Yngve Bergheim from Ramsalt Lab and Morten Brugård with the Norwegian Barents Secretariat want to establish IT-clusters across the borders in the Barents Region.
Tromsø-based IT-entrepreneur Yngve Bergheim says the Barents Region has great network potential for developing east-west businesses. Teaming up with Morten Brugård, the goal is to create a cluster of “silicon valleys” in the region.
Yngve Bergheim was earlier this year awarded as the Barents Entrepreneur of the year, a prize handed over by IKEA-founder Ingvar Kamprad. For the readers of BarentsObserver, Yngve is the man running the company that developed the innovative design of BarentsObserver; Ramsalt Lab.
“”We are planning to connect IT-clusters in Sweden, Finland, Norway and Russia,” says Yngve Bergheim. He is currently participating at a team-building session in Kirkene together with some 100 other young entrepreneurs from all over the Barents Region. Next week, he travels to Moscow and Arkhangelsk in search for IT-creators. In Murmansk, Yngve already has potential partners.
“”The IT sector is the business with best presumption for teaming up across the borders here in the high north of Norway and Russia,” says Yngve Bergheim, explaining that most of the work actually can be exchanged and developed via the net.

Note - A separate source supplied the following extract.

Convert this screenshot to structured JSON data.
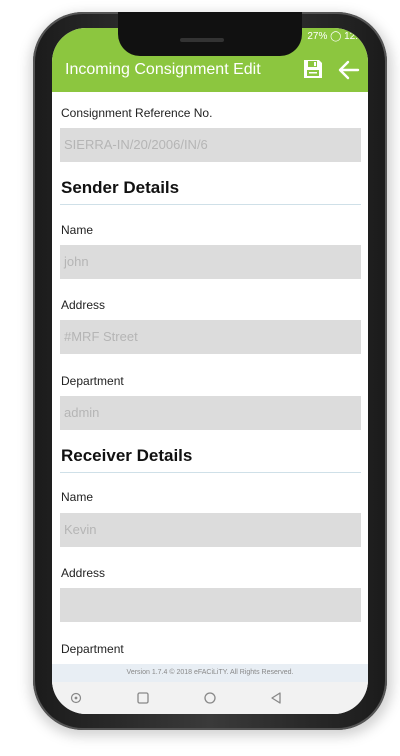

“Murmansk is a spring of creative small IT-firms with ideas that are just waiting to be commercialized. We, in Tromsø, can help opening market doors, and they can help us with highly qualified not-to-expensive workforce,” says the Ramsalt Lab entrepreneur. He is convinced that young people would love to travel north to participate in creating a Barents Silicon Valley. “A key to success is to team up with the universities in the region; educating new smart brains for the IT-sector regionally.
Morten Brugård with the Norwegian Barents Secretariat is heading the project Young Entrepreneurs in the Barents Region. He is now coordinating a start-up project with Yngve Bergheim named “Silicon Island” in cooperation with IT-forum North-Norway. Tromsø is on an island, and could be the new IT-centre in northern Norway.
“By strengthening the IT-sector, other businesses in the north will benefit; it will create more innovation. East-west thinking will replace the traditional north-south way of doing business,” says Morten Brugård.
“We have a two-step strategy; first establishing a network, then attract competent IT-personnel from outside to come to the Barents Region clusters,” says Morten Brugård.
The Murmansk Economic Zone was presented as a miracle cure for regional development and as key facility for the Shtokman project. Today, five years on, regional authorities put their faith in the fish industry.
Renowned Norwegian actress Gørild Mauseth is in the leading role when actors and producers from the Gorky Dramatic Theatre in Vladivostok come to Harstad to present a unique version of Tolsoy’s classic play Anna Karenina.
Nuclear safety projects in the Murmansk region wouldn’t be the same without her contribution. Finnish European Parliament Member Heidi Hautala is today one of 89 Europeans barred from Russia in response to EU sanctions over Crimea and Ukraine.